The Alliance to End Plastic Waste announced this week a US$36 million commitment to develop a range of sustainable solutions and projects in Indonesia, intended to advance the country’s national goals to reduce 70% ocean plastic pollution by 2025 and achieve near zero leakage by 2040.
According to the Alliance, the launch of this seed fund can, in turn, catalyse up to five times more public and private sector investment to end plastic waste in the environment.
As the first country to establish a National Plastic Action Partnership, Indonesia has demonstrated a strong commitment to addressing the plastic waste challenge and the country is a designated priority for the Alliance. Various projects across the archipelago will receive support.
The Alliance has been cctive in the country since 2019. Its first project was Project STOP Jembrana in partnership with Systemiq, which is still operating. That project aims to develop a collection, sorting, processing, and recycling system to serve 150,000 people in the regency.
The flagship programme of the Alliance is Bersih Indonesia: Eliminasi Sampah Plastik, which has started with Phase One in Malang. Bersih Indonesia in Kabupaten Malang will establish an integrated waste management system, including household collection services for 500,000 households. The Alliance is providing a US$29 million grant to build infrastructure including five transfer stations, five materials recovery facilities, and a fleet of over 1,100 vehicles.
The focus is on diverting up to 60,000 tonnes of plastic waste from the environment by 2025; achieving a recycling rate for plastic waste of up to 50% by 2025 for its projects; and engaging with up to 2.7 million Indonesians through behavioural change programmes.
With the programme, the Alliance aims to demonstrate a financially sustainable waste management system for emerging markets that includes household collection fees; the sale of collected plastic waste material to off-takers in a competitive market; and government contribution to operating expenses.
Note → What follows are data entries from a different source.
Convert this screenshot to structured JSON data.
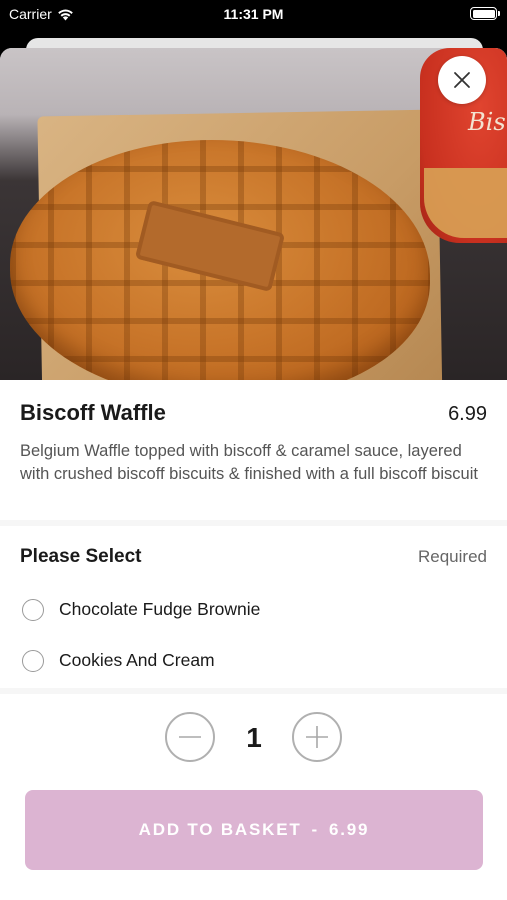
{
  "status_bar": {
    "carrier": "Carrier",
    "time": "11:31 PM"
  },
  "hero": {
    "jar_text": "Bis"
  },
  "product": {
    "name": "Biscoff Waffle",
    "price": "6.99",
    "description": "Belgium Waffle topped with biscoff & caramel sauce, layered with crushed biscoff biscuits & finished with a full biscoff biscuit"
  },
  "options": {
    "heading": "Please Select",
    "requirement": "Required",
    "items": [
      {
        "label": "Chocolate Fudge Brownie",
        "selected": false
      },
      {
        "label": "Cookies And Cream",
        "selected": false
      }
    ]
  },
  "quantity": {
    "value": "1"
  },
  "basket": {
    "label": "ADD TO BASKET",
    "separator": "-",
    "total": "6.99",
    "color": "#dcb4d2"
  },
  "icons": {
    "close": "close-icon",
    "minus": "minus-icon",
    "plus": "plus-icon",
    "wifi": "wifi-icon",
    "battery": "battery-icon"
  }
}
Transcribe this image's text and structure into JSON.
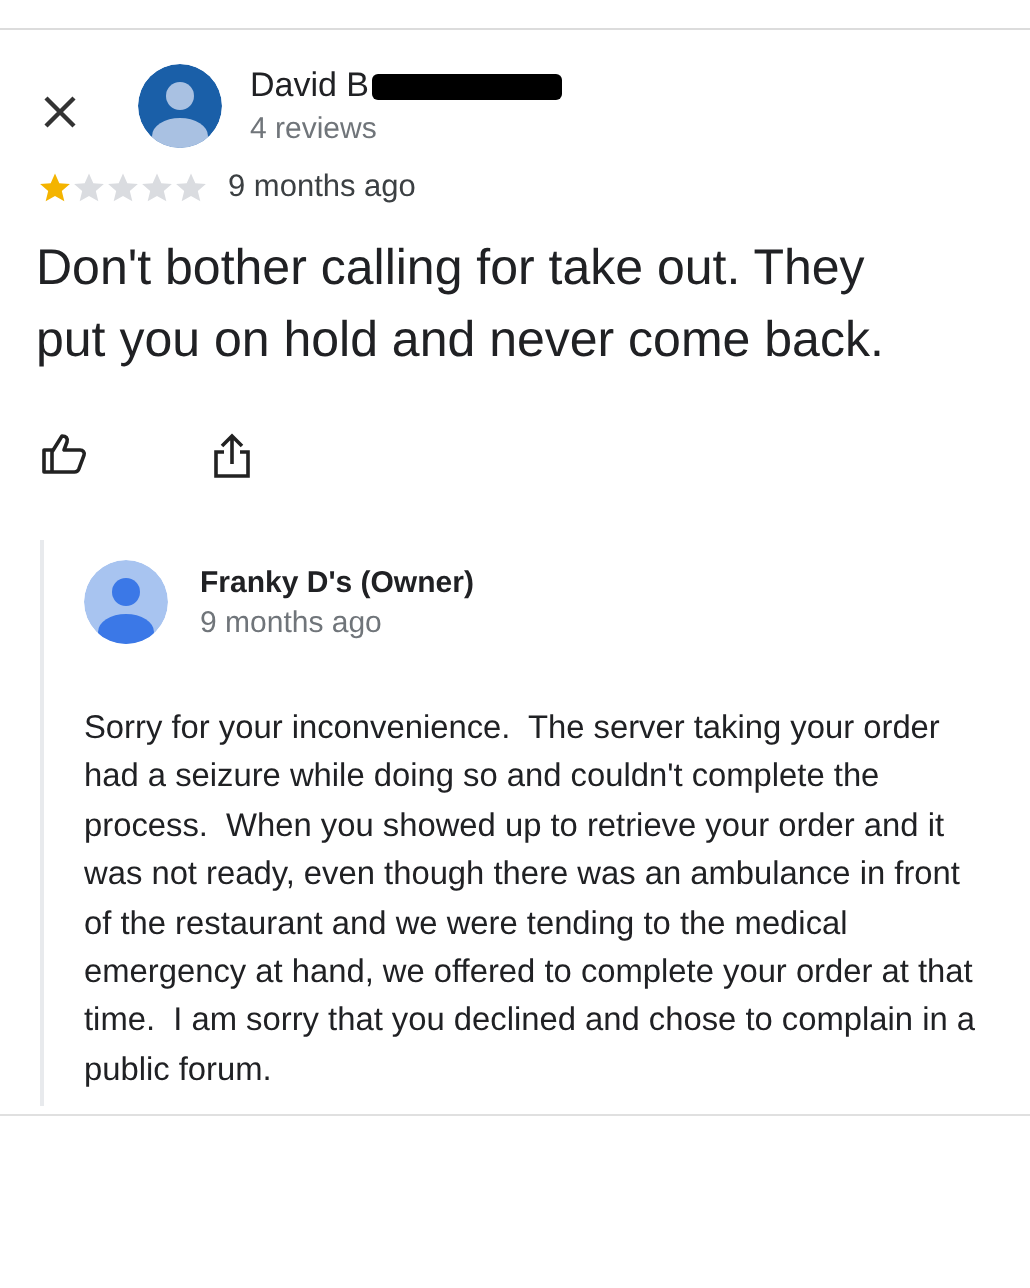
{
  "reviewer": {
    "name": "David B",
    "redacted": true,
    "reviews": "4 reviews"
  },
  "rating": {
    "stars": 1,
    "time": "9 months ago"
  },
  "review_text": "Don't bother calling for take out. They put you on hold and never come back.",
  "reply": {
    "name": "Franky D's (Owner)",
    "time": "9 months ago",
    "text": "Sorry for your inconvenience.  The server taking your order had a seizure while doing so and couldn't complete the process.  When you showed up to retrieve your order and it was not ready, even though there was an ambulance in front of the restaurant and we were tending to the medical emergency at hand, we offered to complete your order at that time.  I am sorry that you declined and chose to complain in a public forum."
  }
}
If successful, the model can be replicated nationally.
Another thrust will be to run broader education campaigns on waste management and household waste segregation to enhance waste management literacy, as well as enable better collection and sorting.
According to Jacob Duer, President and CEO of the Alliance, mobilising philanthropic financing is a key first step to develop, deploy and derisk sustainable solutions that can be scaled and replicated for greater impact.
“No one organisation can solve a challenge of this size alone. Therefore, one of our goals is to catalyse additional funding from governments and development banks as blended finance that will mobilise private funds to improve waste management and advance a circular economy for plastic,” he said.
The Alliance has also supported Systemiq’s research of an investable blended finance model for waste collection and sortation infrastructure. A white paper will be published soon. Co-developed with the Government of Indonesia, this is a first attempt at designing a viable and replicable financing scheme for waste management systems in underserved areas.
“Ending plastic waste is a complex challenge that requires holistic action, underpinned by strong public-private-people collaboration to address various systemic gaps for sustainable waste management. The Alliance to End Plastic Waste has been a valued partner in the implementation of the NPAP roadmap to reduce plastic pollution,” said Sri Indrastuti Hadiputranto, Chair of the Indonesia National Plastic Action Partnership.